Josef Albers’ effect on past century art cannot be minimized. He was a painter, designer, educator, and though not considered his primary output, a photographer as well. He taught at Black Mountain College, and then later Yale University, and the list of students who worked with him veritably make him the single most influential teaching artist who may have ever lived. In terms of schools, he is often associated with the Bauhaus movement, He began instruction at the Bauhaus school in Weimar in 1920, wanting to enter the schools glass workshop, but was denied by the director of the school, the architect Walter Gropius, who insisted that Albers take preliminary instruction in painting. He made glass-painting studies, and as a result of that work was asked to organize a new glass workshop for the school. From there he made the first works that showed the influence of being paired with the painter Paul Klee, work that showed the strong reliance of organizing work using lattices, frames, crossing lines and grids, so characteristic of the Bauhaus method.
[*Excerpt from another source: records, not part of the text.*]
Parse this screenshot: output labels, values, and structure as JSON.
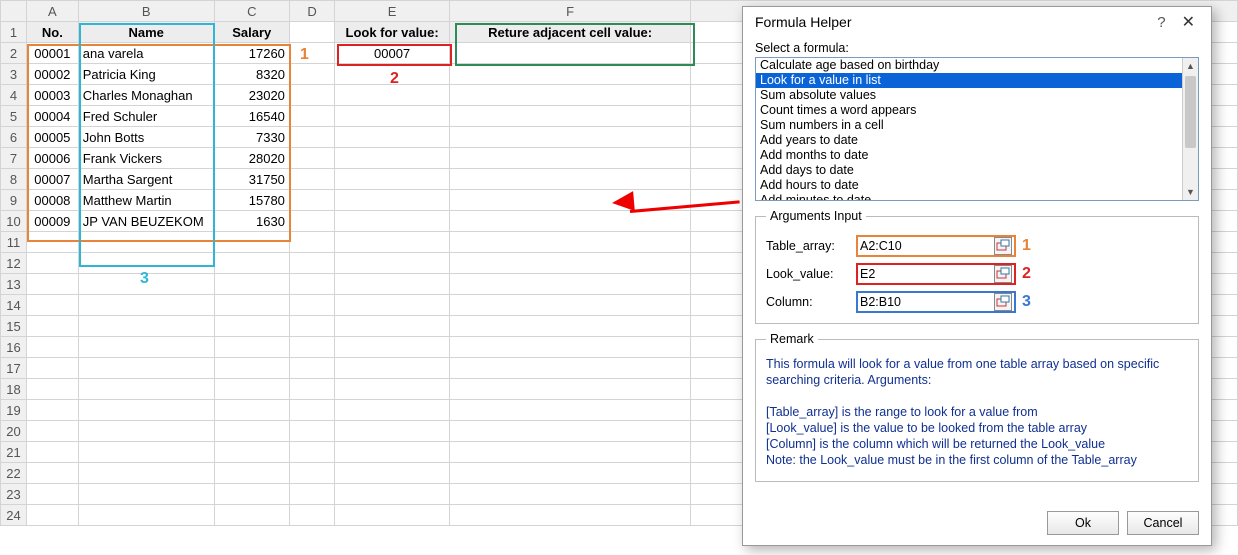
{
  "columns": [
    "A",
    "B",
    "C",
    "D",
    "E",
    "F"
  ],
  "rows": [
    1,
    2,
    3,
    4,
    5,
    6,
    7,
    8,
    9,
    10,
    11,
    12,
    13,
    14,
    15,
    16,
    17,
    18,
    19,
    20,
    21,
    22,
    23,
    24
  ],
  "header": {
    "no": "No.",
    "name": "Name",
    "salary": "Salary"
  },
  "look_for_label": "Look for value:",
  "return_label": "Reture adjacent cell value:",
  "look_for_value": "00007",
  "data_rows": [
    {
      "no": "00001",
      "name": "ana varela",
      "salary": "17260"
    },
    {
      "no": "00002",
      "name": "Patricia King",
      "salary": "8320"
    },
    {
      "no": "00003",
      "name": "Charles Monaghan",
      "salary": "23020"
    },
    {
      "no": "00004",
      "name": "Fred Schuler",
      "salary": "16540"
    },
    {
      "no": "00005",
      "name": "John Botts",
      "salary": "7330"
    },
    {
      "no": "00006",
      "name": "Frank Vickers",
      "salary": "28020"
    },
    {
      "no": "00007",
      "name": "Martha Sargent",
      "salary": "31750"
    },
    {
      "no": "00008",
      "name": "Matthew Martin",
      "salary": "15780"
    },
    {
      "no": "00009",
      "name": "JP VAN BEUZEKOM",
      "salary": "1630"
    }
  ],
  "anno": {
    "a1": "1",
    "a2": "2",
    "a3": "3"
  },
  "dialog": {
    "title": "Formula Helper",
    "help": "?",
    "close": "✕",
    "select_label": "Select a formula:",
    "formulas": [
      "Calculate age based on birthday",
      "Look for a value in list",
      "Sum absolute values",
      "Count times a word appears",
      "Sum numbers in a cell",
      "Add years to date",
      "Add months to date",
      "Add days to date",
      "Add hours to date",
      "Add minutes to date"
    ],
    "selected_index": 1,
    "args_legend": "Arguments Input",
    "args": [
      {
        "label": "Table_array:",
        "value": "A2:C10",
        "cls": "af-orange",
        "num": "1",
        "numcls": "c-orange"
      },
      {
        "label": "Look_value:",
        "value": "E2",
        "cls": "af-red",
        "num": "2",
        "numcls": "c-red"
      },
      {
        "label": "Column:",
        "value": "B2:B10",
        "cls": "af-blue",
        "num": "3",
        "numcls": "c-blue"
      }
    ],
    "remark_legend": "Remark",
    "remark_lines": [
      "This formula will look for a value from one table array based on specific searching criteria. Arguments:",
      "",
      "[Table_array] is the range to look for a value from",
      "[Look_value] is the value to be looked from the table array",
      "[Column] is the column which will be returned the Look_value",
      "Note: the Look_value must be in the first column of the Table_array"
    ],
    "ok": "Ok",
    "cancel": "Cancel"
  }
}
While I love spring, summer and autumn, my true heart can’t wait for winter to come. I absolutely LOVE winter landscape photography in the Canadian Rockies.
Let me explain why with three simple points:
1 – Ice
2 – Snow
3 – Low Light
Obviously there’s a but more to it than just these three things, but I think it’s fair to say that there’s no time of the year more spectacularly gorgeous than winter when it comes to the Canadian Rockies. Let me go into more detail.
It’s that time of year again! TCSTVs best and worst of
Night Photography can be a little bit intimidating if you have never done it before but it doesn’t have to be! In this article I will share the tips and tricks that I’ve learned (many through trial and error) when photographing the night sky.
There are two important things to consider when photographing the night sky – ambient light, and how you plan to process your image.
Ryan Wunsch is a photographer and storm chaser based in Saskatchewan Canada who captures the beauty and spirit of the prairies. He was born in 1977 in Saskatoon, and raised in Leader Saskatchewan. He became attached to the landscape, and after completing Instrumentation Engineering Technology in Moose Jaw in 1998, moved back to Leader where he resides today.